“We love the teachers teaching teachers model,” said Katie Schrodt, assistant professor of education and one of three faculty running the professional development. “Teachers want to hear from other teachers like them who are in the classroom, so it’s a really effective professional development model.”
Project Optimal, or the Ongoing Professional Development for Teachers in Math and Literacy, trains educators on teaching four state math literacy standards introduced a few years ago.
Jeremy Winters, math education professor and lead of the project, guided the first cohort of 26 educators over 10 sessions this past year in collaboration with math professor Dovie Kimmins, MCS math coordinator Cindy Cliche and using around $400,000 of the district’s remaining Tennessee Department of Education ESSR Grants.
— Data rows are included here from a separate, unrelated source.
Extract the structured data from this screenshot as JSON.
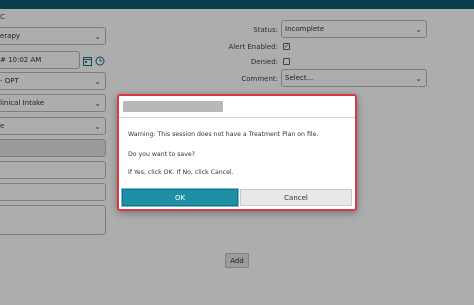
{
  "left_form": {
    "section_label": "C",
    "service": "erapy",
    "datetime": "# 10:02 AM",
    "program": "- OPT",
    "visit_type": "linical Intake",
    "location": "e"
  },
  "right_form": {
    "status_label": "Status:",
    "status_value": "Incomplete",
    "alert_label": "Alert Enabled:",
    "alert_checked": true,
    "denied_label": "Denied:",
    "denied_checked": false,
    "comment_label": "Comment:",
    "comment_value": "Select..."
  },
  "add_label": "Add",
  "dialog": {
    "message_warning": "Warning: This session does not have a Treatment Plan on file.",
    "message_question": "Do you want to save?",
    "message_instruction": "If Yes, click OK. If No, click Cancel.",
    "ok_label": "OK",
    "cancel_label": "Cancel"
  },
  "colors": {
    "topbar": "#0f5d6e",
    "ok_button": "#1f8fa6",
    "dialog_border": "#d63a43"
  },
  "icons": {
    "calendar": "calendar-icon",
    "clock": "clock-icon",
    "dropdown": "chevron-down-icon",
    "checkbox": "checkmark-icon"
  }
}
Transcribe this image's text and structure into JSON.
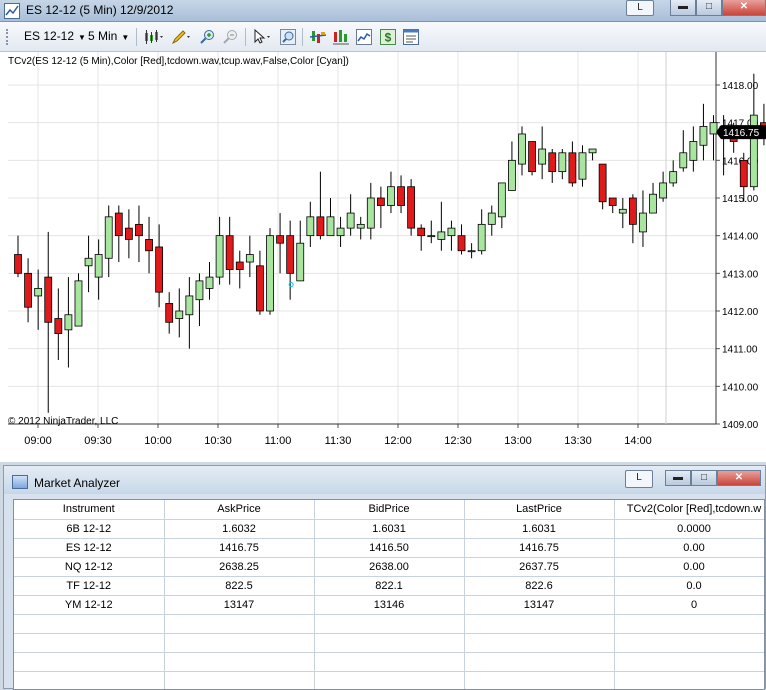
{
  "chart_window": {
    "title": "ES 12-12 (5 Min)  12/9/2012",
    "buttons": {
      "link": "L",
      "minimize": "▬",
      "maximize": "□",
      "close": "✕"
    },
    "toolbar": {
      "instrument": "ES 12-12",
      "interval": "5 Min"
    },
    "indicator_label": "TCv2(ES 12-12 (5 Min),Color [Red],tcdown.wav,tcup.wav,False,Color [Cyan])",
    "copyright": "© 2012 NinjaTrader, LLC",
    "last_price_label": "1416.75",
    "colors": {
      "up": "#a8e6a0",
      "down": "#e0191b",
      "last_price_bg": "#000000",
      "signal": "#00c8d8"
    }
  },
  "chart_data": {
    "type": "candlestick",
    "x_ticks": [
      "09:00",
      "09:30",
      "10:00",
      "10:30",
      "11:00",
      "11:30",
      "12:00",
      "12:30",
      "13:00",
      "13:30",
      "14:00"
    ],
    "y_ticks": [
      "1418.00",
      "1417.00",
      "1416.00",
      "1415.00",
      "1414.00",
      "1413.00",
      "1412.00",
      "1411.00",
      "1410.00",
      "1409.00"
    ],
    "ylim": [
      1409,
      1418.9
    ],
    "grid": true,
    "candles": [
      [
        1413.5,
        1413,
        1414,
        1412.9
      ],
      [
        1413,
        1412.1,
        1413.4,
        1411.7
      ],
      [
        1412.4,
        1412.6,
        1413.1,
        1411.5
      ],
      [
        1412.9,
        1411.7,
        1414.1,
        1409.3
      ],
      [
        1411.8,
        1411.4,
        1412.6,
        1410.7
      ],
      [
        1411.5,
        1411.9,
        1412.9,
        1410.5
      ],
      [
        1411.6,
        1412.8,
        1413,
        1411.6
      ],
      [
        1413.2,
        1413.4,
        1414,
        1412.5
      ],
      [
        1412.9,
        1413.5,
        1413.9,
        1412.3
      ],
      [
        1413.4,
        1414.5,
        1414.8,
        1412.9
      ],
      [
        1414.6,
        1414,
        1414.8,
        1413.3
      ],
      [
        1414.2,
        1413.9,
        1414.7,
        1413.4
      ],
      [
        1414.3,
        1414,
        1414.8,
        1413.3
      ],
      [
        1413.9,
        1413.6,
        1414.5,
        1413
      ],
      [
        1413.7,
        1412.5,
        1414.3,
        1412.1
      ],
      [
        1412.2,
        1411.7,
        1412.5,
        1411.4
      ],
      [
        1411.8,
        1412.0,
        1412.6,
        1411.3
      ],
      [
        1411.9,
        1412.4,
        1412.9,
        1411.0
      ],
      [
        1412.3,
        1412.8,
        1413.0,
        1411.6
      ],
      [
        1412.6,
        1412.9,
        1413.3,
        1412.3
      ],
      [
        1412.9,
        1414.0,
        1414.5,
        1412.7
      ],
      [
        1414.0,
        1413.1,
        1414.5,
        1412.7
      ],
      [
        1413.3,
        1413.1,
        1413.6,
        1412.6
      ],
      [
        1413.3,
        1413.5,
        1414.0,
        1412.9
      ],
      [
        1413.2,
        1412.0,
        1413.6,
        1411.9
      ],
      [
        1412.0,
        1414.0,
        1414.2,
        1411.9
      ],
      [
        1414.0,
        1413.8,
        1414.6,
        1413.0
      ],
      [
        1414.0,
        1413.0,
        1414.4,
        1412.3
      ],
      [
        1412.8,
        1413.8,
        1414.4,
        1412.8
      ],
      [
        1414.0,
        1414.5,
        1414.9,
        1413.7
      ],
      [
        1414.5,
        1414.0,
        1415.7,
        1413.9
      ],
      [
        1414.0,
        1414.5,
        1415.0,
        1414.3
      ],
      [
        1414.0,
        1414.2,
        1414.5,
        1413.7
      ],
      [
        1414.2,
        1414.6,
        1415.1,
        1414.0
      ],
      [
        1414.2,
        1414.3,
        1414.5,
        1413.9
      ],
      [
        1414.2,
        1415.0,
        1415.4,
        1413.9
      ],
      [
        1415.0,
        1414.8,
        1415.3,
        1414.2
      ],
      [
        1414.8,
        1415.3,
        1415.7,
        1414.6
      ],
      [
        1415.3,
        1414.8,
        1415.6,
        1414.6
      ],
      [
        1415.3,
        1414.2,
        1415.5,
        1414.0
      ],
      [
        1414.2,
        1414.0,
        1414.3,
        1413.6
      ],
      [
        1414.0,
        1414.0,
        1414.4,
        1413.8
      ],
      [
        1413.9,
        1414.1,
        1414.9,
        1413.6
      ],
      [
        1414.0,
        1414.2,
        1414.4,
        1413.6
      ],
      [
        1414.0,
        1413.6,
        1414.3,
        1413.5
      ],
      [
        1413.6,
        1413.6,
        1413.8,
        1413.4
      ],
      [
        1413.6,
        1414.3,
        1414.7,
        1413.5
      ],
      [
        1414.3,
        1414.6,
        1414.8,
        1414.0
      ],
      [
        1414.5,
        1415.4,
        1415.4,
        1414.2
      ],
      [
        1415.2,
        1416.0,
        1416.5,
        1415.2
      ],
      [
        1415.9,
        1416.7,
        1416.9,
        1415.6
      ],
      [
        1416.5,
        1415.7,
        1416.5,
        1415.6
      ],
      [
        1415.9,
        1416.3,
        1416.9,
        1415.5
      ],
      [
        1416.2,
        1415.7,
        1416.3,
        1415.4
      ],
      [
        1415.7,
        1416.2,
        1416.3,
        1415.5
      ],
      [
        1416.2,
        1415.4,
        1416.5,
        1415.3
      ],
      [
        1415.5,
        1416.2,
        1416.4,
        1415.3
      ],
      [
        1416.2,
        1416.3,
        1416.3,
        1416.0
      ],
      [
        1415.9,
        1414.9,
        1415.9,
        1414.7
      ],
      [
        1415.0,
        1414.8,
        1415.0,
        1414.6
      ],
      [
        1414.6,
        1414.7,
        1415.0,
        1414.2
      ],
      [
        1415.0,
        1414.3,
        1415.1,
        1413.8
      ],
      [
        1414.1,
        1414.6,
        1415.2,
        1413.7
      ],
      [
        1414.6,
        1415.1,
        1415.4,
        1414.6
      ],
      [
        1415.0,
        1415.4,
        1415.7,
        1414.9
      ],
      [
        1415.4,
        1415.7,
        1416.0,
        1415.3
      ],
      [
        1415.8,
        1416.2,
        1416.8,
        1415.7
      ],
      [
        1416.0,
        1416.5,
        1416.9,
        1415.7
      ],
      [
        1416.4,
        1416.9,
        1417.5,
        1416.0
      ],
      [
        1416.7,
        1417.0,
        1417.2,
        1416.0
      ],
      [
        1416.9,
        1416.8,
        1417.2,
        1415.6
      ],
      [
        1416.8,
        1416.5,
        1417.0,
        1416.2
      ],
      [
        1416.0,
        1415.3,
        1416.2,
        1414.9
      ],
      [
        1415.3,
        1417.2,
        1418.3,
        1415.2
      ],
      [
        1417.0,
        1416.9,
        1417.5,
        1416.4
      ],
      [
        1416.9,
        1416.75,
        1417.0,
        1416.5
      ]
    ],
    "signal_marker": {
      "index": 27,
      "value": 1412.7
    }
  },
  "market_analyzer": {
    "title": "Market Analyzer",
    "buttons": {
      "link": "L",
      "minimize": "▬",
      "maximize": "□",
      "close": "✕"
    },
    "columns": [
      "Instrument",
      "AskPrice",
      "BidPrice",
      "LastPrice",
      "TCv2(Color [Red],tcdown.w"
    ],
    "rows": [
      [
        "6B 12-12",
        "1.6032",
        "1.6031",
        "1.6031",
        "0.0000"
      ],
      [
        "ES 12-12",
        "1416.75",
        "1416.50",
        "1416.75",
        "0.00"
      ],
      [
        "NQ 12-12",
        "2638.25",
        "2638.00",
        "2637.75",
        "0.00"
      ],
      [
        "TF 12-12",
        "822.5",
        "822.1",
        "822.6",
        "0.0"
      ],
      [
        "YM 12-12",
        "13147",
        "13146",
        "13147",
        "0"
      ]
    ]
  }
}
The training culminated with its final five days this summer on campus.
Funding went toward stipends for participating teachers and trainers and materials — such as math manipulatives, math literature books and new math curriculum — for teachers to take back to their classrooms.
“Our goal is to try and help teachers understand how to take these four standards from the state and integrate them into their math instruction, so that it’s kind of a seamless process,” Winters said. “When they do this, it’s going to allow their students to have more access to jobs that aren’t just necessarily math jobs because now they’re seeing how to communicate, write and work with vocabulary within a discipline that will also help them outside that discipline.”
Teachers worked in groups to solve problems, develop lesson materials and engage in friendly competition with their fellow participants for prizes.
Winters, once a math teacher himself, said the positive attitude of the participating teachers has been a highlight.
“They’ve had a willingness to work through some pretty difficult math and literacy topics, struggling through without complaint,” he said.
Schrodt, who brings her literacy expertise to the training, said she has most enjoyed forging relationships with the teachers and school district.
“I’ve loved seeing the heroic, amazing work that they do every day and just really fostering this partnership between MTSU and Murfreesboro City Schools,” she said. “We feel blessed, lucky, important that we get to work with them and that they allow us to learn from them every day.”
Ty Wallace, a fourth-grade math and science teacher at Cason Lane Academy, said the training was offered to him as a newer teacher.
“Out of the almost 100 hours of professional development I’ve done over the course of my career, this one has been the most memorable because of the knowledge from and access to MTSU professors,” he said.
“Next school year I’ll definitely be taking a lot of this (into the classroom) because … being able to integrate the literacy standards and math standards together will help expand my students’ knowledge, not just solving problems but also being able to use other strategies and activities.”
Winters, Schrodt and Kimmins will begin training the next cohort of MCS teachers in Project Optimal this August, and Schrodt said they could envision replicating this model of professional development in other surrounding school systems.
To learn more about the professional development opportunities available through the College of Education, visit the website https://www.mtsu.edu/education/index.php or Facebook page https://www.facebook.com/MTSUEducation/.
— Stephanie Barrette (Stephanie.Barrette@mtsu.edu)